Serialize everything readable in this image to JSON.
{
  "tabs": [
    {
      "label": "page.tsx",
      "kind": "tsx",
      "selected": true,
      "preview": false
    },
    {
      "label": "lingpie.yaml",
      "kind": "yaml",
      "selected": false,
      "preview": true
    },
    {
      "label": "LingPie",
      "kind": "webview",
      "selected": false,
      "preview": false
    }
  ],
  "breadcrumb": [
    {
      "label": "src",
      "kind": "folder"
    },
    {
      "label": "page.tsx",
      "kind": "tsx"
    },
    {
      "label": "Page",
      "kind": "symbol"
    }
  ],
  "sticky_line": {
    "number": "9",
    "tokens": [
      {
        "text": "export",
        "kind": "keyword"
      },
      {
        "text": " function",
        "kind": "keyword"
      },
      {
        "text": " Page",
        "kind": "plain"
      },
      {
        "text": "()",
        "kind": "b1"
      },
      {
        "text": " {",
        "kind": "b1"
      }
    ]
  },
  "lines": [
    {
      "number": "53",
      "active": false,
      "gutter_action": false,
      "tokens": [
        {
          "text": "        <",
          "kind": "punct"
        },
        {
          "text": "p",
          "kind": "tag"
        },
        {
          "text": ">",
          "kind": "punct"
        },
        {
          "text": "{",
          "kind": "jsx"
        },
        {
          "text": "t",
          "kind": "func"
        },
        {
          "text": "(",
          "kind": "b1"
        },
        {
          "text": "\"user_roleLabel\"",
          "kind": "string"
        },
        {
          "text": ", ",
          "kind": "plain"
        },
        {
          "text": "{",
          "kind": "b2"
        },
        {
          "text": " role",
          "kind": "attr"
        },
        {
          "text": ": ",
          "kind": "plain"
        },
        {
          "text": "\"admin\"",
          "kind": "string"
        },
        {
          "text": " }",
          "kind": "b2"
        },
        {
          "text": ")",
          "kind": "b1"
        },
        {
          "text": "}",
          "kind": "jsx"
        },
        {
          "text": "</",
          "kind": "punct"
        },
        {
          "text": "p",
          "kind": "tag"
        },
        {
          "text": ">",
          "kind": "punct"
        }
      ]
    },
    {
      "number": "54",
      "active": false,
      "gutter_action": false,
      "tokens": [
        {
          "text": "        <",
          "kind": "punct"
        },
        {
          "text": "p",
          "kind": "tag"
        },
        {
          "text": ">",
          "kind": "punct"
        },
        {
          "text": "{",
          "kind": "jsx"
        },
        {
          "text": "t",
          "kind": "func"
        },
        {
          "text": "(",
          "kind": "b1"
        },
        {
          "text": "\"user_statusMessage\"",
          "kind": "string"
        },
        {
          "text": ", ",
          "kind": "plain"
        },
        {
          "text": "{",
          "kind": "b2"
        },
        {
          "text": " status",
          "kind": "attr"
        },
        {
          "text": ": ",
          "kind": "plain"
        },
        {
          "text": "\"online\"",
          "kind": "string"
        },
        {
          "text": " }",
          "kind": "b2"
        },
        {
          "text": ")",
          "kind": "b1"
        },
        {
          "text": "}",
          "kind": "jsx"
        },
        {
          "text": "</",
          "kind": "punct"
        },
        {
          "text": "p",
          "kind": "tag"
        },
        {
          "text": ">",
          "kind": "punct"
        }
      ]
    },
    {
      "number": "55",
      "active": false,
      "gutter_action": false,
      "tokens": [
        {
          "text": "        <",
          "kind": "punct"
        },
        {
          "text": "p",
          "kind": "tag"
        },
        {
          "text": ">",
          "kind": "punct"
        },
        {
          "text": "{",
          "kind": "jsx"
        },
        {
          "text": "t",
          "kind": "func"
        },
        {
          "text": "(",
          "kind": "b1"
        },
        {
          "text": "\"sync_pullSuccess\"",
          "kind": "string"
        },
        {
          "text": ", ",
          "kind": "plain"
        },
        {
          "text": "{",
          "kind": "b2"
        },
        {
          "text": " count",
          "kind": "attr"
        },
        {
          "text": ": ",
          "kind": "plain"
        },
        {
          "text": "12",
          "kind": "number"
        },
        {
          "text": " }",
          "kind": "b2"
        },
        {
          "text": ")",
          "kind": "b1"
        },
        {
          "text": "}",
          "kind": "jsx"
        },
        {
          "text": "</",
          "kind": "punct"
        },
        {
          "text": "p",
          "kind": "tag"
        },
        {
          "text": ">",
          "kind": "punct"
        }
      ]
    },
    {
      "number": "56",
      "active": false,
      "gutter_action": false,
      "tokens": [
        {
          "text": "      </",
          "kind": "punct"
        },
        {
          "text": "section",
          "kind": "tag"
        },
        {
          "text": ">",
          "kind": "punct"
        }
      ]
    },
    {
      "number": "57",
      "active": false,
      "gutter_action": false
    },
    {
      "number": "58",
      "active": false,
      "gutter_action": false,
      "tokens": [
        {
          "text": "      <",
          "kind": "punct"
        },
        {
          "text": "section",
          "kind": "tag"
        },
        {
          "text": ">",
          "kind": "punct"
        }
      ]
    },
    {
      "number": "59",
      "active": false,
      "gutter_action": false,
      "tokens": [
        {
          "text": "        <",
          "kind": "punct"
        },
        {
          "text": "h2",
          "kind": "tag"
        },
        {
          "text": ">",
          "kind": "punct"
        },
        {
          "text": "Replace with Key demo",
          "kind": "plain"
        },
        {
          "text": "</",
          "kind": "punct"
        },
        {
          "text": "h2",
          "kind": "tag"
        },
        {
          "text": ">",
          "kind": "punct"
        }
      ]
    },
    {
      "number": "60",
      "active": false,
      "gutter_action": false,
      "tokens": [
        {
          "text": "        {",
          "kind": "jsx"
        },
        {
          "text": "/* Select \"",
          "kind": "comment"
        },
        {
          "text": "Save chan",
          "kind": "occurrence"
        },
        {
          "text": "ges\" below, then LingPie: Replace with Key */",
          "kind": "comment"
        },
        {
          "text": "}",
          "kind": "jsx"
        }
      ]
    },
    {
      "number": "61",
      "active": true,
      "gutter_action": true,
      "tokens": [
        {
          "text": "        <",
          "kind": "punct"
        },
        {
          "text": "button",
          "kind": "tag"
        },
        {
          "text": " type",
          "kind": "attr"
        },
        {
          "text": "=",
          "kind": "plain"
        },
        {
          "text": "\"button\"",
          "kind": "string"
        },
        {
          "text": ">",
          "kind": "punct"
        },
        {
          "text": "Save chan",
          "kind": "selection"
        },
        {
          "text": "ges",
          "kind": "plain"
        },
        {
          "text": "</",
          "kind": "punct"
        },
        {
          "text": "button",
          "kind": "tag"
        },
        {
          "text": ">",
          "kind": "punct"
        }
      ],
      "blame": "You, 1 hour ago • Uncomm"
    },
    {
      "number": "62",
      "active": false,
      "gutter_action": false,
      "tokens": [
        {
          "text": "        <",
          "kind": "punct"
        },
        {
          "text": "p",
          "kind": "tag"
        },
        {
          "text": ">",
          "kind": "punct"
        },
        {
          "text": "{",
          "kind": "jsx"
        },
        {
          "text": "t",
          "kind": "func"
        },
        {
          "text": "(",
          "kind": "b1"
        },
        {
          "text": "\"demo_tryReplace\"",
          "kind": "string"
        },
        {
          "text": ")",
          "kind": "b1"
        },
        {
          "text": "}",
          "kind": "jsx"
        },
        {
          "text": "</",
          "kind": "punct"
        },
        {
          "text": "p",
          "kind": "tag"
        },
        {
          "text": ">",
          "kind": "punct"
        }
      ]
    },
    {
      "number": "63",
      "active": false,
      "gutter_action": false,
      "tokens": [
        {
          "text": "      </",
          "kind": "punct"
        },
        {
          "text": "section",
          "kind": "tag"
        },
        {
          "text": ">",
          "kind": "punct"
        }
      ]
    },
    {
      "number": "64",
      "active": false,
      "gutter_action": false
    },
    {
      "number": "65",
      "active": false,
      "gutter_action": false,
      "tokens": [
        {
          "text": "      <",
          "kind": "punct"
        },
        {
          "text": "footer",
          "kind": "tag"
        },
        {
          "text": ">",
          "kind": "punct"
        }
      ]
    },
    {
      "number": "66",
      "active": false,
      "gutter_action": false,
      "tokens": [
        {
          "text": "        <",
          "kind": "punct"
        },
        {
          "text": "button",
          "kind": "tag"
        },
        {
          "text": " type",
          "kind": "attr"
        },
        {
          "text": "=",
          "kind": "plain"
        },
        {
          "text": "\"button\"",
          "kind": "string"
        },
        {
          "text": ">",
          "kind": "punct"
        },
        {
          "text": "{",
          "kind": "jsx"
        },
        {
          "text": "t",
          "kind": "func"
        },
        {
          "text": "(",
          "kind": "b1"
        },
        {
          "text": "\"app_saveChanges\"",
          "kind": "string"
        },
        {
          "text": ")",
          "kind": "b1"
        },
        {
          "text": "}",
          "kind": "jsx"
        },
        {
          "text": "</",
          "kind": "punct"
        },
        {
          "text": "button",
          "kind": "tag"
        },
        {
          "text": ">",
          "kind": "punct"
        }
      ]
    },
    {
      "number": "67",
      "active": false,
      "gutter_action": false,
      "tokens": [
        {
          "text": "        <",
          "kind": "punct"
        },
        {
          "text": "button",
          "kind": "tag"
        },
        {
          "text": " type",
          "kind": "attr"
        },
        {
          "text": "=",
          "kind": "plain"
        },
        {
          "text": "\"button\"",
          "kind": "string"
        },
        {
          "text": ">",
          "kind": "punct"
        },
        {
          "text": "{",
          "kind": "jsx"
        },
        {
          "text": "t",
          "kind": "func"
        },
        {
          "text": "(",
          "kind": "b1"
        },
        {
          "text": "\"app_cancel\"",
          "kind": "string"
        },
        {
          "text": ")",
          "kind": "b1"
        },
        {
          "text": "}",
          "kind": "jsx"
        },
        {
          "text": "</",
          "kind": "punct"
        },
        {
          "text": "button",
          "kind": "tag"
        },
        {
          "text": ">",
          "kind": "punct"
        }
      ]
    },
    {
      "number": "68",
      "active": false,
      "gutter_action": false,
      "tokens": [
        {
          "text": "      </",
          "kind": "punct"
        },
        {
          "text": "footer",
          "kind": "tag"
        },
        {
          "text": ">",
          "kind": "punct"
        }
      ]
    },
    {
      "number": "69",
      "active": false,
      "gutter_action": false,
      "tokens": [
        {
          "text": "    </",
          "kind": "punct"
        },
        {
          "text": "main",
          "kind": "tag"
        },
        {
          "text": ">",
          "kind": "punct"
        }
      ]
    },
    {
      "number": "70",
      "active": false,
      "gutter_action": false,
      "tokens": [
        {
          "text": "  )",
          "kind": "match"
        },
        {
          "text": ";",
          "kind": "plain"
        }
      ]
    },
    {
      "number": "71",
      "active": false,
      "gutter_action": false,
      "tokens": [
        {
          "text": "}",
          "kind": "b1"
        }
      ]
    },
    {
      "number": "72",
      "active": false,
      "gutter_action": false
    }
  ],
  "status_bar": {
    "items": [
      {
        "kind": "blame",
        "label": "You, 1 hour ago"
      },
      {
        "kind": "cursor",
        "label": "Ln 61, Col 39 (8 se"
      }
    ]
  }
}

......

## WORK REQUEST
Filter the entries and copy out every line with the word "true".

## EXERCISE SOLUTION
      "selected": true,
      "preview": true
      "active": true,
      "gutter_action": true,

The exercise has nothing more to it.